Ultimately the Pomona conferees agreed to pursue the network, but it took the collaboration of 2,000 librarians over the course of a decade for a proposal to be drafted.

State Sen. Dede Alpert (D-Coronado) picked up the cause last year, pushing through the Library of California Act that became law in January, which was supported by all but a handful of fiscal conservatives.


It committed the state to spend $5 million this year and $10 million next year, but clearly explained that commitment would increase to $50 million in five years and double that later on.

Alpert said she took on the bill because of her belief that libraries must keep up with the technology explosion as a means of bridging the gap between technological haves and have-nots.

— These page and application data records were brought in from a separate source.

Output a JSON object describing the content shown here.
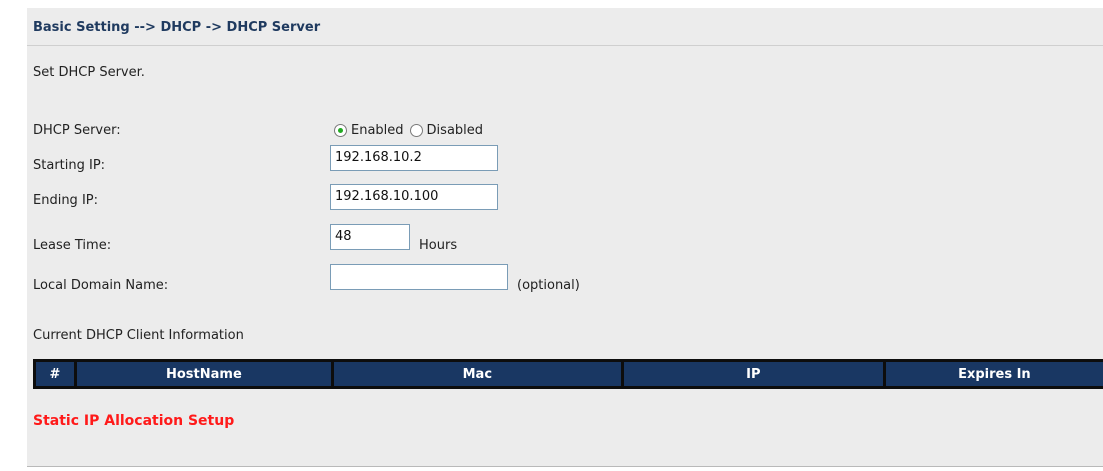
{
  "breadcrumb": "Basic Setting --> DHCP -> DHCP Server",
  "description": "Set DHCP Server.",
  "form": {
    "dhcp_server": {
      "label": "DHCP Server:",
      "options": [
        "Enabled",
        "Disabled"
      ],
      "selected": "Enabled"
    },
    "starting_ip": {
      "label": "Starting IP:",
      "value": "192.168.10.2"
    },
    "ending_ip": {
      "label": "Ending IP:",
      "value": "192.168.10.100"
    },
    "lease_time": {
      "label": "Lease Time:",
      "value": "48",
      "unit": "Hours"
    },
    "local_domain": {
      "label": "Local Domain Name:",
      "value": "",
      "note": "(optional)"
    }
  },
  "client_info": {
    "title": "Current DHCP Client Information",
    "columns": [
      "#",
      "HostName",
      "Mac",
      "IP",
      "Expires In"
    ],
    "rows": []
  },
  "static_ip_link": "Static IP Allocation Setup",
  "colors": {
    "table_header_bg": "#193763",
    "link": "#ff1a1a",
    "radio_selected": "#22a922",
    "breadcrumb": "#1f3a5f"
  }
}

“This means, no matter where you live or where you are in California, no matter how poor or how isolated, you will have access to the same information,” she said.

Nearly half of Californians visit public libraries regularly, according to a state library survey; Southern California libraries get the most traffic.

This year the Library of California emphasis is on a few pilot projects meant to show the Legislature that the system will work. One will give public libraries access to such databases as online encyclopedias and newspapers.

The next step will be developing a statewide search engine and making sure all libraries have the technology to use it. Then a cyberspace reference desk will be created where librarians around the state can sleuth for answers to online queries.


Even though increasing amounts of information will be available online, the core of the Library of California will remain books, for the near future. That means setting up a system to move those books around the state quickly.

Starr envisions becoming “a very good client of Federal Express,” or perhaps to start a less expensive dedicated express mail system for books.

Participation in the Library of California is voluntary--although in order to borrow, libraries must share and promise not to cut their book budgets, so it remains to be seen who will sign on.

Research Libraries Fear Being Overrun

For rural and other small libraries, the advantages are obvious; for large university libraries, less so. Meanwhile, some libraries, especially specialized research facilities, fear they will be overrun by book seekers who find online that the books they want are housed there.

“There’s a tremendous strain on the libraries already,” said Beryl Glitz, associate director of UCLA’s Biomedical Library. When more people use a library, books don’t “last as long, things get stolen, they get mutilated, you have more people pulling things off the shelves and then they’re not there when the primary users come in and need them.”

To address that, the state intends to require that library patrons--online or in person--check with their local libraries first.


Incentives for libraries are to include reimbursement for books loaned and access to state grants for “digitizing” historic documents--the latest wave of preservation, in which originals are scanned into computers.

A similar scanning system could also be used to provide library patrons with portions of books electronically, so that the books would not always have to be dispatched.

When Alpert’s bill was pending, she heard a plaintive cry from librarians, who were worried that the network could make libraries, and books, defunct.

“For the next century, at least, we’re still going to have physical movement of books,” Will said. “ ‘Moby Dick’ is on the Internet, but who wants to read it that way?”